**About this task**
Check each line of the material, and show the ones that include the word "name".

**Input data**
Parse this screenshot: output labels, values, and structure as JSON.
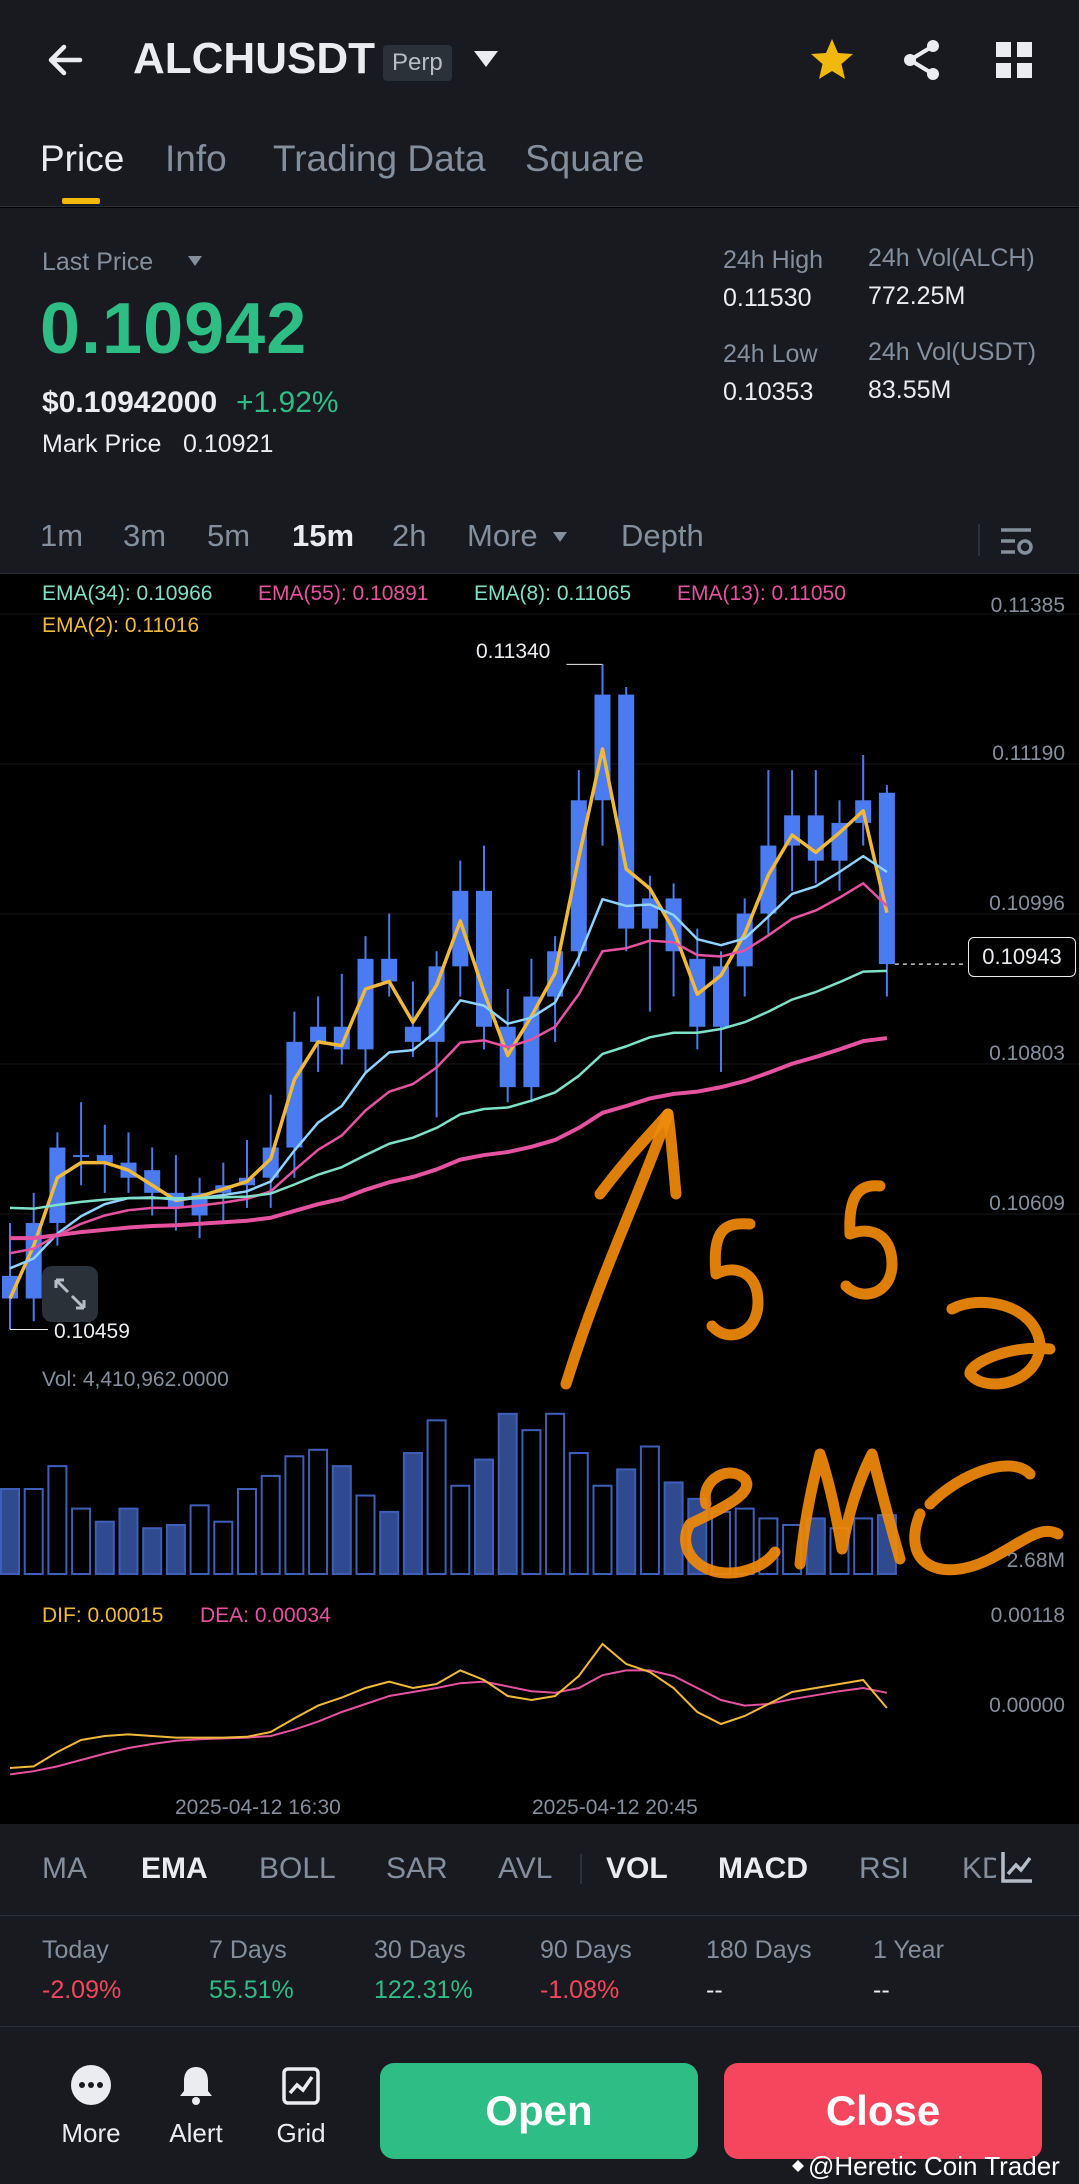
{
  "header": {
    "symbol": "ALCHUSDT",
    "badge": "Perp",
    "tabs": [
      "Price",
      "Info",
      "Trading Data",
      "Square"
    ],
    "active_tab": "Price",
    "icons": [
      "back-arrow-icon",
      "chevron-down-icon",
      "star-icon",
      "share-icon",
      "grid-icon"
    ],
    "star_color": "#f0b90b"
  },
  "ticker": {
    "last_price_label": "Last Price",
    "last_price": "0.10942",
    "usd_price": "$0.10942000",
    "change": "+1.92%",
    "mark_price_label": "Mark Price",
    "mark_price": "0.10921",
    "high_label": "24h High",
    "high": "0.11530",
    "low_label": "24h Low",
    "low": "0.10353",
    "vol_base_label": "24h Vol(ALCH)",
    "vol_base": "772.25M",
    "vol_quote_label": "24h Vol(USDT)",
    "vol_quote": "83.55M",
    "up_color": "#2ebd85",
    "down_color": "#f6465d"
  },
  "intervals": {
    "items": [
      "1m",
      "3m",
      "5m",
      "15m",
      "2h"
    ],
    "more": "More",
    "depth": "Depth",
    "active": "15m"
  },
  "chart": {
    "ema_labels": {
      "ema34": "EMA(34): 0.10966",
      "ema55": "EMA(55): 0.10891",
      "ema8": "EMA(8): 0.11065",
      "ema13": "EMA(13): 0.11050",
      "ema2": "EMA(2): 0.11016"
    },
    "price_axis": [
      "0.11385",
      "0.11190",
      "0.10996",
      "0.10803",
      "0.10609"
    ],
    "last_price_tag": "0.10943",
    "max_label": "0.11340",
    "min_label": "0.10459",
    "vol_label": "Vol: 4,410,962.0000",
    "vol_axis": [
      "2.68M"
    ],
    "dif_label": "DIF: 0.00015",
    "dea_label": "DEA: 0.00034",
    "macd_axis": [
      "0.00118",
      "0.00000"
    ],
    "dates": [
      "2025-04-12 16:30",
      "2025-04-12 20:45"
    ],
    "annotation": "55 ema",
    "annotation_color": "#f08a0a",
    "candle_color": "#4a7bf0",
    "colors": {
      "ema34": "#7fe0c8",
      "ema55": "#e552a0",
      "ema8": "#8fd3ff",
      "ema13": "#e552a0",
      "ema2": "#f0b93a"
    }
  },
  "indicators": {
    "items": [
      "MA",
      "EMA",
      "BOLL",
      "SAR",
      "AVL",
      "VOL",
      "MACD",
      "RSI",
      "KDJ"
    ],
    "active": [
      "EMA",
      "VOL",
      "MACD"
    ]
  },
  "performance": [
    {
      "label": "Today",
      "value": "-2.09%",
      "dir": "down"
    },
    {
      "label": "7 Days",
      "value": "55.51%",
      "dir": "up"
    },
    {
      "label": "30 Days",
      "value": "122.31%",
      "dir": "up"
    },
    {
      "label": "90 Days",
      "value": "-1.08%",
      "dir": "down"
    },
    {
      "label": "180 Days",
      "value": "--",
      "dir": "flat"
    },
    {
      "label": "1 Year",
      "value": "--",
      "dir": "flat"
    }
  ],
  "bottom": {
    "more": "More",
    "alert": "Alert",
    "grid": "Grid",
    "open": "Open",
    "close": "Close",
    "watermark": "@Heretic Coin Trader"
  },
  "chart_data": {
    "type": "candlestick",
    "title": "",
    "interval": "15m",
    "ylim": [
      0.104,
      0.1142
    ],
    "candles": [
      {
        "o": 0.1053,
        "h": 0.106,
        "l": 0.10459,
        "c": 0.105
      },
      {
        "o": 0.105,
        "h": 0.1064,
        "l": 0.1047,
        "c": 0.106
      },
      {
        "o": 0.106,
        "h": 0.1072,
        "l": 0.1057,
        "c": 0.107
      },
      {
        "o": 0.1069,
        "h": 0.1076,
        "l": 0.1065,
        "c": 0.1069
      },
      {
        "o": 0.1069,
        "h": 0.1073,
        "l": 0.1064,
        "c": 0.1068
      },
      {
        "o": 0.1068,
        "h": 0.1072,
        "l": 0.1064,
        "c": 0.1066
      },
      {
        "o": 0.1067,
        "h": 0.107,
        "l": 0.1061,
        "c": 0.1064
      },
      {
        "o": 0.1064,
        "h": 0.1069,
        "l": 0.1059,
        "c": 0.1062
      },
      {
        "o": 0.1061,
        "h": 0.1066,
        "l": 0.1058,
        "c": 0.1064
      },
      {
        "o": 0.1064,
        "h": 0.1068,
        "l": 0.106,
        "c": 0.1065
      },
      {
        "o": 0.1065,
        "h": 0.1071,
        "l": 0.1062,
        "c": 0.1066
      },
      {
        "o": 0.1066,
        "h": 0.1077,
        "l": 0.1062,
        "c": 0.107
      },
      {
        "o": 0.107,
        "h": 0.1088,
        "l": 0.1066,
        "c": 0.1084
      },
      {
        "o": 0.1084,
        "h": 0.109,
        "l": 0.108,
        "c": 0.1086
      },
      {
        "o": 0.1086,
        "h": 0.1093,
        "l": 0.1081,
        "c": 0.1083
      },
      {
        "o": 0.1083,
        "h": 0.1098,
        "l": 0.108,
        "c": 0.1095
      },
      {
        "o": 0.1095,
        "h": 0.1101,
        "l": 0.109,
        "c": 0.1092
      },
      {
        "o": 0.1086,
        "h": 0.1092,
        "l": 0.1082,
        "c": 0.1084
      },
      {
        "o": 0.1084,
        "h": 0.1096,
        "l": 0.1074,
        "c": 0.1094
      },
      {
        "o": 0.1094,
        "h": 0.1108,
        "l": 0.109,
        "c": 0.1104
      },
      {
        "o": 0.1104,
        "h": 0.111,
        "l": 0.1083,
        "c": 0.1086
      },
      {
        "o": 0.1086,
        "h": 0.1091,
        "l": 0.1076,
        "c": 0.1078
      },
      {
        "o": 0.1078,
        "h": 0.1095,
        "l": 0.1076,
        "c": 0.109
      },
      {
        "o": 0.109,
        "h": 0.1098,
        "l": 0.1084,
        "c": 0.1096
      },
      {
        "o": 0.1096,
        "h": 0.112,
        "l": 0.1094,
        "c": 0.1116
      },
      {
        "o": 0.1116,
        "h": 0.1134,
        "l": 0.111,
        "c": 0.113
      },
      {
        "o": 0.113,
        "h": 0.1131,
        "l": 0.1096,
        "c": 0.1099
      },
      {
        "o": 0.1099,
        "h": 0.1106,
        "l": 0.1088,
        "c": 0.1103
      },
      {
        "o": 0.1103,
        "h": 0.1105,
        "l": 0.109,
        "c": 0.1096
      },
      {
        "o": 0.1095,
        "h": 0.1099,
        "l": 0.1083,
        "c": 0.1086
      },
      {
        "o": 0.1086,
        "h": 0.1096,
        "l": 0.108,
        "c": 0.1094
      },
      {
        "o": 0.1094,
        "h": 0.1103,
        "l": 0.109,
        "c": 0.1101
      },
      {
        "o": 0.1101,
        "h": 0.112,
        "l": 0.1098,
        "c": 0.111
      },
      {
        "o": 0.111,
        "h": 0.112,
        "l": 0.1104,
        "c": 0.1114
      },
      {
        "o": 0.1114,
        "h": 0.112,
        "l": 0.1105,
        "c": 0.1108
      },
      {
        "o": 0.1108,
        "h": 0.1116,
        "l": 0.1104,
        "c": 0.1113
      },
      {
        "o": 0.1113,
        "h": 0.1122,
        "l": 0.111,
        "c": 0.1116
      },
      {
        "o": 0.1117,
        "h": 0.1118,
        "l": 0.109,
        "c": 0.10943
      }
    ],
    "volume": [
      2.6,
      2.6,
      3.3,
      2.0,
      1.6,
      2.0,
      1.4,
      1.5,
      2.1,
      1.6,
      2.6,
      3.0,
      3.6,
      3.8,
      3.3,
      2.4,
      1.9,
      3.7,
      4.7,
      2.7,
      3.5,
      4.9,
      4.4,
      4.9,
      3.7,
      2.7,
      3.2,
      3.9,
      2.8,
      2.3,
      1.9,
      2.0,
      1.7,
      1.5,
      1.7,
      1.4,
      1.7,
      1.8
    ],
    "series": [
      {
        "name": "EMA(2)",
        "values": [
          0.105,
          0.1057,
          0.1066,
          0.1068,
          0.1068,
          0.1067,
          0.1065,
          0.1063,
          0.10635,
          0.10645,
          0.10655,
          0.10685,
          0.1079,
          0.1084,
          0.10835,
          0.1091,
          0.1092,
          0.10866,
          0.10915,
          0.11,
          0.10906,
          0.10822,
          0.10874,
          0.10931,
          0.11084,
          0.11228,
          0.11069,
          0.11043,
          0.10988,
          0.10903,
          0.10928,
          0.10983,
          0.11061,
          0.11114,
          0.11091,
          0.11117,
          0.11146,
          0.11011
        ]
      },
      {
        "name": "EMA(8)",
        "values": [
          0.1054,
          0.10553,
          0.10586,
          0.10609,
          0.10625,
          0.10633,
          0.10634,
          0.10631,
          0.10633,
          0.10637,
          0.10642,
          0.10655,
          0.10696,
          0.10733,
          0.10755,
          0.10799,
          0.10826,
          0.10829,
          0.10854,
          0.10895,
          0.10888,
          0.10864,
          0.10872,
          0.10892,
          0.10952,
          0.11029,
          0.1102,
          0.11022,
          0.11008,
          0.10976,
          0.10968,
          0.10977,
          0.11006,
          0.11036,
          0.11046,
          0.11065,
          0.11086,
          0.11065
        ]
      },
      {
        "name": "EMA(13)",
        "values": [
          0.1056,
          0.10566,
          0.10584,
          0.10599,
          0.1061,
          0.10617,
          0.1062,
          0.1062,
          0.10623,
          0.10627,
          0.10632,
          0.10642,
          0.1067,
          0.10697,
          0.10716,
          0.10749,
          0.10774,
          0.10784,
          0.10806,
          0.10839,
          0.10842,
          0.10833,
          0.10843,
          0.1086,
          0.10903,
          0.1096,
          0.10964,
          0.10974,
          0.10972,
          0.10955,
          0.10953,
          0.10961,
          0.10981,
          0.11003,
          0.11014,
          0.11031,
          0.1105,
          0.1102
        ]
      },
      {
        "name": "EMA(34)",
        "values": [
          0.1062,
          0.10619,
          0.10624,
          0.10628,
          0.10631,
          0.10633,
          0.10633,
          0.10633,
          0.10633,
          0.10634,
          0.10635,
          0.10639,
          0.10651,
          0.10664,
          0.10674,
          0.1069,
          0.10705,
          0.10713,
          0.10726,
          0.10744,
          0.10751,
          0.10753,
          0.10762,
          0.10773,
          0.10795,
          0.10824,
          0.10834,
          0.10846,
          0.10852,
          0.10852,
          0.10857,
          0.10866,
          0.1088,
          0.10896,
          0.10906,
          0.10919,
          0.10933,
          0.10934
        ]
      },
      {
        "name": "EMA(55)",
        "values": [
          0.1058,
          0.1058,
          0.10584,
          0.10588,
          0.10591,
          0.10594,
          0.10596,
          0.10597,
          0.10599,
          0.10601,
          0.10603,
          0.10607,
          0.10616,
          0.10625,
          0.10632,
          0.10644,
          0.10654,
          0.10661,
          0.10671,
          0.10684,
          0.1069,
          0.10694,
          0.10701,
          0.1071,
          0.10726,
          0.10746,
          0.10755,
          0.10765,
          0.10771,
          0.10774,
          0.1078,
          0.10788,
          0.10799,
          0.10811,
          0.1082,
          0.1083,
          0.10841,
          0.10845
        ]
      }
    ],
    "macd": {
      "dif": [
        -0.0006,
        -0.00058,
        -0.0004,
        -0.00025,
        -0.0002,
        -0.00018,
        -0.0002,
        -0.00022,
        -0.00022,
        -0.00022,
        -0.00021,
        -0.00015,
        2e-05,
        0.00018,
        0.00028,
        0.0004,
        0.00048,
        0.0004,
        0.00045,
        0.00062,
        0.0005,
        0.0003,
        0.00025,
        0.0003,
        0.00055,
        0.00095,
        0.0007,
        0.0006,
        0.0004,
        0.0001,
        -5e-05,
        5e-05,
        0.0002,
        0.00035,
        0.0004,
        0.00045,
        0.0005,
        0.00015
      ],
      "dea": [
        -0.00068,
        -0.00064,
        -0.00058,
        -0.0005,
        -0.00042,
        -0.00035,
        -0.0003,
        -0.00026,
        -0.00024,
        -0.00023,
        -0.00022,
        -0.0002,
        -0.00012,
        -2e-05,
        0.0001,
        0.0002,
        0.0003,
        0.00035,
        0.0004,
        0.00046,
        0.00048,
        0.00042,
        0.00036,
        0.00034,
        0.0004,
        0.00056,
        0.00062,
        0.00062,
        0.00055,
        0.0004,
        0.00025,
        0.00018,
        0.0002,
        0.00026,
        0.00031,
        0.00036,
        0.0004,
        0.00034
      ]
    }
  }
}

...

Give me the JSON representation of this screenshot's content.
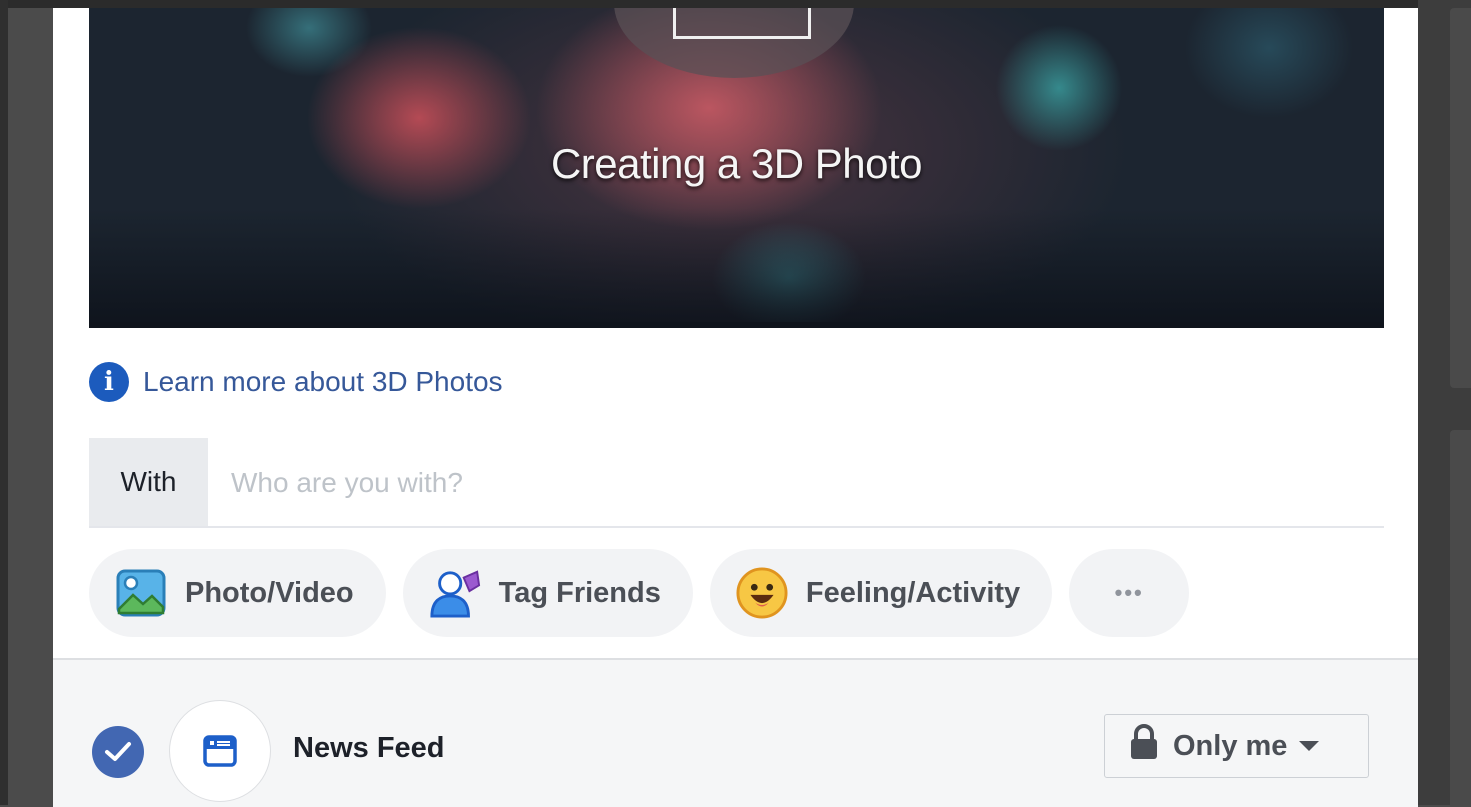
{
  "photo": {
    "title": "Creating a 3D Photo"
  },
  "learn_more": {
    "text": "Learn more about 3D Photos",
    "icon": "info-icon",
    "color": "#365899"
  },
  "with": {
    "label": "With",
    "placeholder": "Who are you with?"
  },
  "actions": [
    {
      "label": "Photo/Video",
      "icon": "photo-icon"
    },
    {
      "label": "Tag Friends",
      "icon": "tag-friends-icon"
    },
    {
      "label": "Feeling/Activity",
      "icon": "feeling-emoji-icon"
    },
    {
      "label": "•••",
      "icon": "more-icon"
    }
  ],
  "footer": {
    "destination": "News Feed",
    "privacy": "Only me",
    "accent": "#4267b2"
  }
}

**Exercise solution**
        "name": "EMA(2)",
        "name": "EMA(8)",
        "name": "EMA(13)",
        "name": "EMA(34)",
        "name": "EMA(55)",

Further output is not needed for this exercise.